Budo techniques will only work if one is calm and in control of your body. Calmness is reflected in your ability to keep presence of mind in an otherwise tense situation, even though you are well aware of what is happening, or has happened and are scared. If you remain calm, keep your presence of mind, speak in a low voice and refrain from indications of fright, you have a better chance of surviving the situation successfully. Smoothness in the execution of techniques will come in time, practice and experience.
Budo techniques operate best when done smoothly, one motion flowing into another, without interruption. Only then will you be successful when you can execute a technique without any apparent effort. Sometimes, the harder one try's to do something the more difficult the task becomes and the more elusive the goal.
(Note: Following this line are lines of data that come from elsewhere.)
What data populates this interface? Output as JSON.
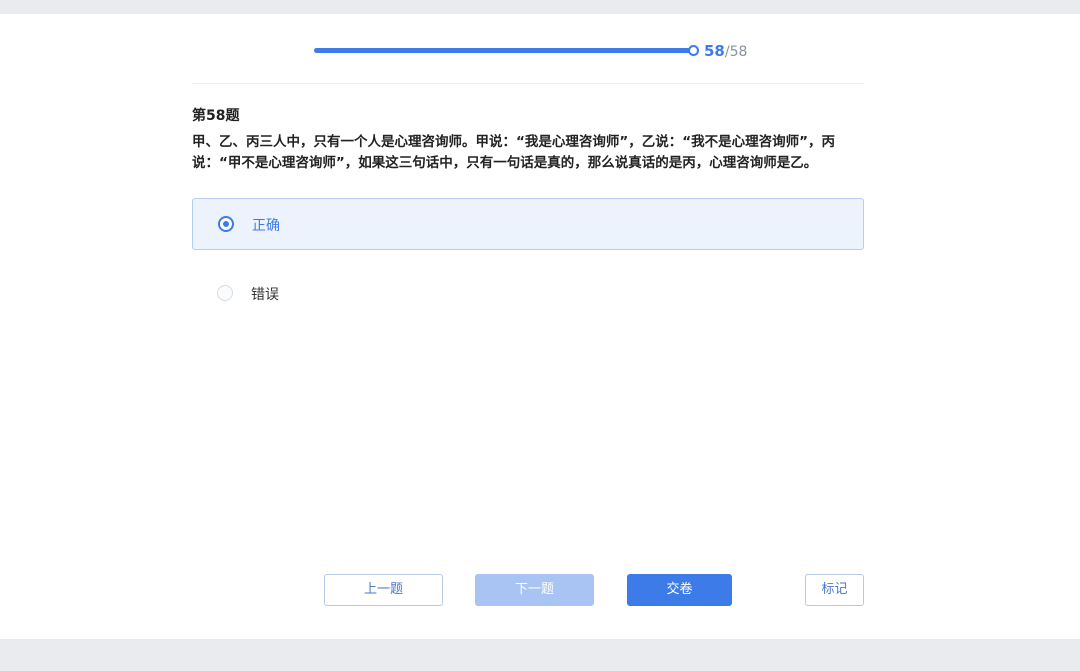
{
  "progress": {
    "current": "58",
    "total": "/58",
    "fraction": 1.0,
    "accent": "#3d7be8"
  },
  "question": {
    "title": "第58题",
    "text": "甲、乙、丙三人中，只有一个人是心理咨询师。甲说：“我是心理咨询师”，乙说：“我不是心理咨询师”，丙说：“甲不是心理咨询师”，如果这三句话中，只有一句话是真的，那么说真话的是丙，心理咨询师是乙。"
  },
  "options": [
    {
      "label": "正确",
      "selected": true
    },
    {
      "label": "错误",
      "selected": false
    }
  ],
  "buttons": {
    "prev": "上一题",
    "next": "下一题",
    "submit": "交卷",
    "mark": "标记"
  }
}
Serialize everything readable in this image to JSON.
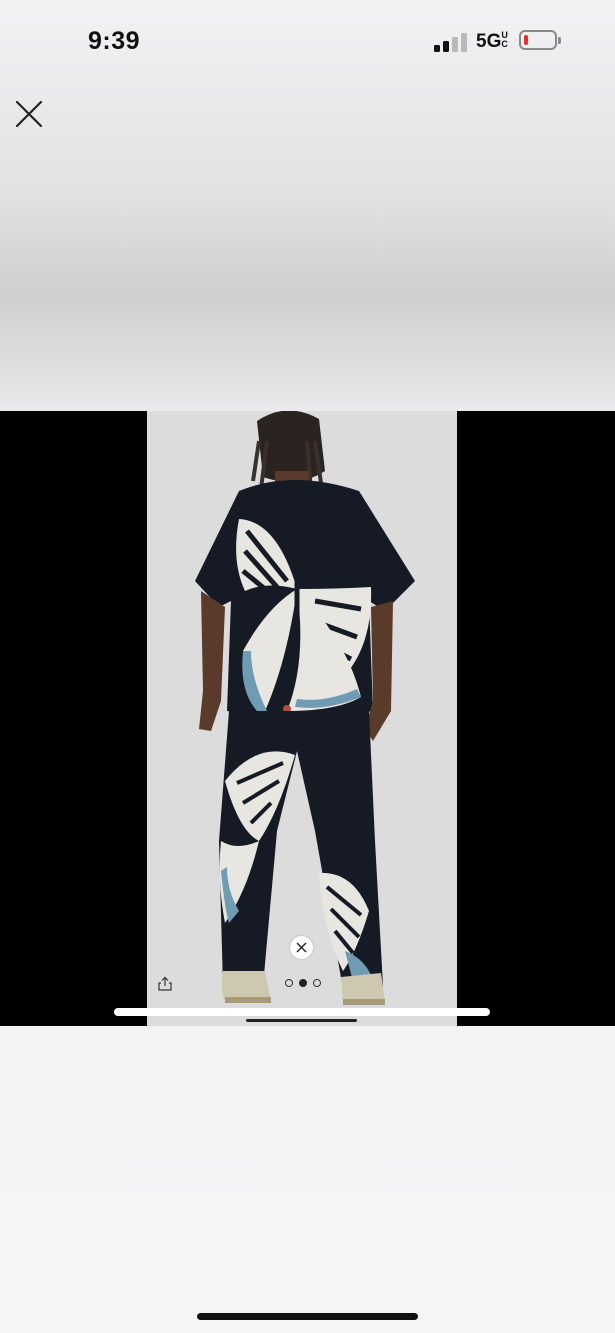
{
  "status_bar": {
    "time": "9:39",
    "network": "5G",
    "network_superscript": "UC",
    "signal_bars_active": 2,
    "signal_bars_total": 4,
    "battery_level": 0.1,
    "battery_color": "#e0342b"
  },
  "viewer": {
    "close_icon": "close-icon",
    "image_subject": "product-photo",
    "dismiss_icon": "close-circle-icon",
    "share_icon": "share-icon",
    "page_count": 3,
    "current_page": 2
  },
  "colors": {
    "background_black": "#000000",
    "photo_bg": "#dcdcdc",
    "garment": "#151a24",
    "butterfly_light": "#e8e6e1",
    "butterfly_blue": "#6f9bb3"
  }
}
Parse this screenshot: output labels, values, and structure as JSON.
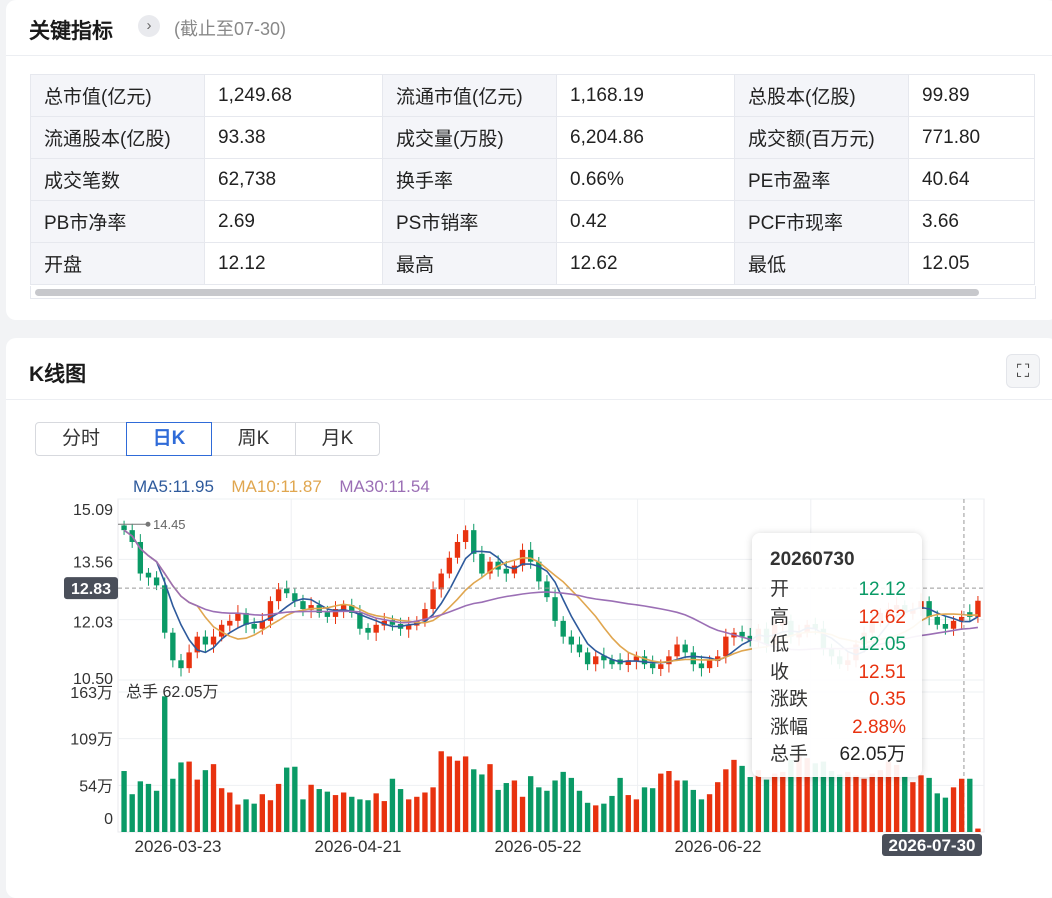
{
  "metrics": {
    "title": "关键指标",
    "as_of": "(截止至07-30)",
    "rows": [
      [
        "总市值(亿元)",
        "1,249.68",
        "流通市值(亿元)",
        "1,168.19",
        "总股本(亿股)",
        "99.89"
      ],
      [
        "流通股本(亿股)",
        "93.38",
        "成交量(万股)",
        "6,204.86",
        "成交额(百万元)",
        "771.80"
      ],
      [
        "成交笔数",
        "62,738",
        "换手率",
        "0.66%",
        "PE市盈率",
        "40.64"
      ],
      [
        "PB市净率",
        "2.69",
        "PS市销率",
        "0.42",
        "PCF市现率",
        "3.66"
      ],
      [
        "开盘",
        "12.12",
        "最高",
        "12.62",
        "最低",
        "12.05"
      ]
    ]
  },
  "kline": {
    "title": "K线图",
    "tabs": [
      {
        "label": "分时",
        "active": false
      },
      {
        "label": "日K",
        "active": true
      },
      {
        "label": "周K",
        "active": false
      },
      {
        "label": "月K",
        "active": false
      }
    ],
    "fullscreen_icon": "expand-icon",
    "tooltip": {
      "date": "20260730",
      "rows": [
        {
          "k": "开",
          "v": "12.12",
          "dir": "down"
        },
        {
          "k": "高",
          "v": "12.62",
          "dir": "up"
        },
        {
          "k": "低",
          "v": "12.05",
          "dir": "down"
        },
        {
          "k": "收",
          "v": "12.51",
          "dir": "up"
        },
        {
          "k": "涨跌",
          "v": "0.35",
          "dir": "up"
        },
        {
          "k": "涨幅",
          "v": "2.88%",
          "dir": "up"
        },
        {
          "k": "总手",
          "v": "62.05万",
          "dir": "none"
        }
      ]
    }
  },
  "chart_data": {
    "type": "candlestick",
    "ma_legend": [
      {
        "text": "MA5:11.95",
        "color": "#2e5a9c"
      },
      {
        "text": "MA10:11.87",
        "color": "#e0a64f"
      },
      {
        "text": "MA30:11.54",
        "color": "#9b6fb5"
      }
    ],
    "colors": {
      "up": "#e8320f",
      "down": "#0a9a66"
    },
    "price_ticks": [
      "15.09",
      "13.56",
      "12.03",
      "10.50"
    ],
    "price_range": [
      10.5,
      15.09
    ],
    "crosshair_price": "12.83",
    "max_label": "14.45",
    "volume_ticks": [
      "163万",
      "109万",
      "54万",
      "0"
    ],
    "volume_range": [
      0,
      163
    ],
    "volume_label": "总手 62.05万",
    "x_tick_labels": [
      "2026-03-23",
      "2026-04-21",
      "2026-05-22",
      "2026-06-22",
      "2026-07-30"
    ],
    "close": [
      14.3,
      14.0,
      13.2,
      13.1,
      12.9,
      11.7,
      11.0,
      10.8,
      11.2,
      11.6,
      11.4,
      11.6,
      11.9,
      12.0,
      12.2,
      11.9,
      11.8,
      12.0,
      12.5,
      12.8,
      12.7,
      12.5,
      12.3,
      12.4,
      12.2,
      12.1,
      12.3,
      12.4,
      12.2,
      11.8,
      11.7,
      11.9,
      12.0,
      11.9,
      11.8,
      11.9,
      12.0,
      12.3,
      12.8,
      13.2,
      13.6,
      14.0,
      14.3,
      13.7,
      13.2,
      13.5,
      13.3,
      13.2,
      13.4,
      13.8,
      13.5,
      13.0,
      12.6,
      12.0,
      11.6,
      11.4,
      11.2,
      10.9,
      11.1,
      11.0,
      10.9,
      10.9,
      11.0,
      11.1,
      10.9,
      10.8,
      10.9,
      11.1,
      11.4,
      11.2,
      10.9,
      10.8,
      11.0,
      11.1,
      11.6,
      11.7,
      11.6,
      11.5,
      11.8,
      11.4,
      11.9,
      12.0,
      11.6,
      11.7,
      11.9,
      11.8,
      11.3,
      11.1,
      10.9,
      11.0,
      11.4,
      11.7,
      12.0,
      12.2,
      12.3,
      12.4,
      12.2,
      12.3,
      12.5,
      12.1,
      11.9,
      11.8,
      12.0,
      12.1,
      12.1,
      12.51
    ],
    "up": [
      false,
      false,
      false,
      false,
      false,
      false,
      false,
      false,
      true,
      true,
      false,
      true,
      true,
      true,
      true,
      false,
      false,
      true,
      true,
      true,
      false,
      false,
      false,
      true,
      false,
      false,
      true,
      true,
      false,
      false,
      false,
      true,
      true,
      false,
      false,
      true,
      true,
      true,
      true,
      true,
      true,
      true,
      true,
      false,
      false,
      true,
      false,
      false,
      true,
      true,
      false,
      false,
      false,
      false,
      false,
      false,
      false,
      false,
      true,
      false,
      false,
      false,
      true,
      true,
      false,
      false,
      true,
      true,
      true,
      false,
      false,
      false,
      true,
      true,
      true,
      true,
      false,
      false,
      true,
      false,
      true,
      true,
      false,
      true,
      true,
      false,
      false,
      false,
      false,
      true,
      true,
      true,
      true,
      true,
      true,
      true,
      false,
      true,
      true,
      false,
      false,
      false,
      true,
      true,
      false,
      true
    ],
    "volume": [
      71,
      44,
      59,
      56,
      48,
      158,
      62,
      81,
      82,
      61,
      72,
      79,
      51,
      46,
      32,
      38,
      33,
      44,
      37,
      56,
      75,
      76,
      38,
      55,
      50,
      47,
      43,
      46,
      41,
      38,
      37,
      45,
      36,
      62,
      50,
      38,
      41,
      46,
      52,
      94,
      88,
      83,
      88,
      73,
      67,
      79,
      49,
      57,
      60,
      41,
      65,
      52,
      48,
      60,
      70,
      63,
      48,
      34,
      31,
      33,
      42,
      63,
      43,
      38,
      52,
      51,
      68,
      71,
      60,
      60,
      49,
      38,
      44,
      58,
      73,
      84,
      77,
      64,
      72,
      61,
      68,
      70,
      84,
      88,
      86,
      80,
      82,
      71,
      67,
      70,
      66,
      62,
      68,
      72,
      82,
      78,
      65,
      58,
      66,
      63,
      45,
      40,
      52,
      62,
      62,
      4
    ]
  }
}
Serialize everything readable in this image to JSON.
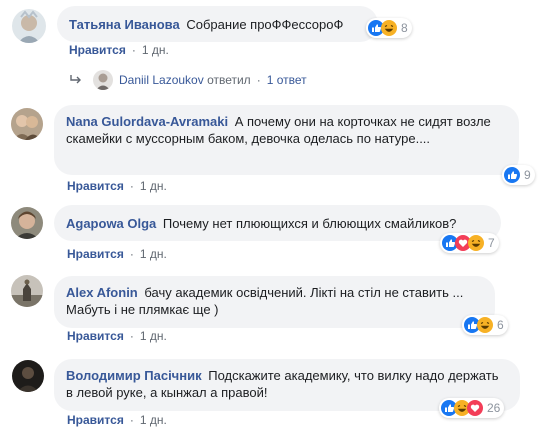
{
  "comments": [
    {
      "author": "Татьяна Иванова",
      "text": "Собрание проФФессороФ",
      "like": "Нравится",
      "time": "1 дн.",
      "reactions": [
        "like",
        "haha"
      ],
      "count": "8"
    },
    {
      "author": "Nana Gulordava-Avramaki",
      "text": "А почему они на корточках не сидят возле скамейки с муссорным баком, девочка оделась по натуре....",
      "like": "Нравится",
      "time": "1 дн.",
      "reactions": [
        "like"
      ],
      "count": "9"
    },
    {
      "author": "Agapowa Olga",
      "text": "Почему нет плюющихся и блюющих смайликов?",
      "like": "Нравится",
      "time": "1 дн.",
      "reactions": [
        "like",
        "love",
        "haha"
      ],
      "count": "7"
    },
    {
      "author": "Alex Afonin",
      "text": "бачу академик освідчений. Лікті на стіл не ставить ... Мабуть і не плямкає ще )",
      "like": "Нравится",
      "time": "1 дн.",
      "reactions": [
        "like",
        "haha"
      ],
      "count": "6"
    },
    {
      "author": "Володимир Пасічник",
      "text": "Подскажите академику, что вилку надо держать в левой руке, а кынжал а правой!",
      "like": "Нравится",
      "time": "1 дн.",
      "reactions": [
        "like",
        "haha",
        "love"
      ],
      "count": "26"
    }
  ],
  "reply": {
    "name": "Daniil Lazoukov",
    "verb": "ответил",
    "count": "1 ответ"
  },
  "colors": {
    "link": "#385898",
    "bubble": "#f2f3f5",
    "like": "#1877f2",
    "love": "#f33e58",
    "haha": "#f7b125"
  }
}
If you are relaxed your KI will do the work for you.
Speed cannot compensate for a lack of development in the above mentioned factors. Speed is a consequence that will come naturally as proficiency in techniques increases. Proficiency and speed are required for effective techniques. However, speed alone cannot compensate for a lack of proficiency. It is also necessary to control the techniques you use for controlling the potential damage that can result to your attacker. Most countries have strict laws governing the use of excessive force, but not being a lawyer, I feel it safe to say that no one will deny you the right to defend yourself from any life threatening situation. It is what you do in the process of defending yourself that may cause problems.
KI development covers many areas, relaxation of mind, body and spirit, all are interrelated and dependent upon each other. KI development is essential for the proper execution of any technique. In Budo KI is the key to success. Only if practiced unfailingly will one enter into the true Budo spirit, and discover a whole new dimension of martial disciplines which were once the legacy of the old masters of Japan.
©Copyright Tokushima Budo Council International2015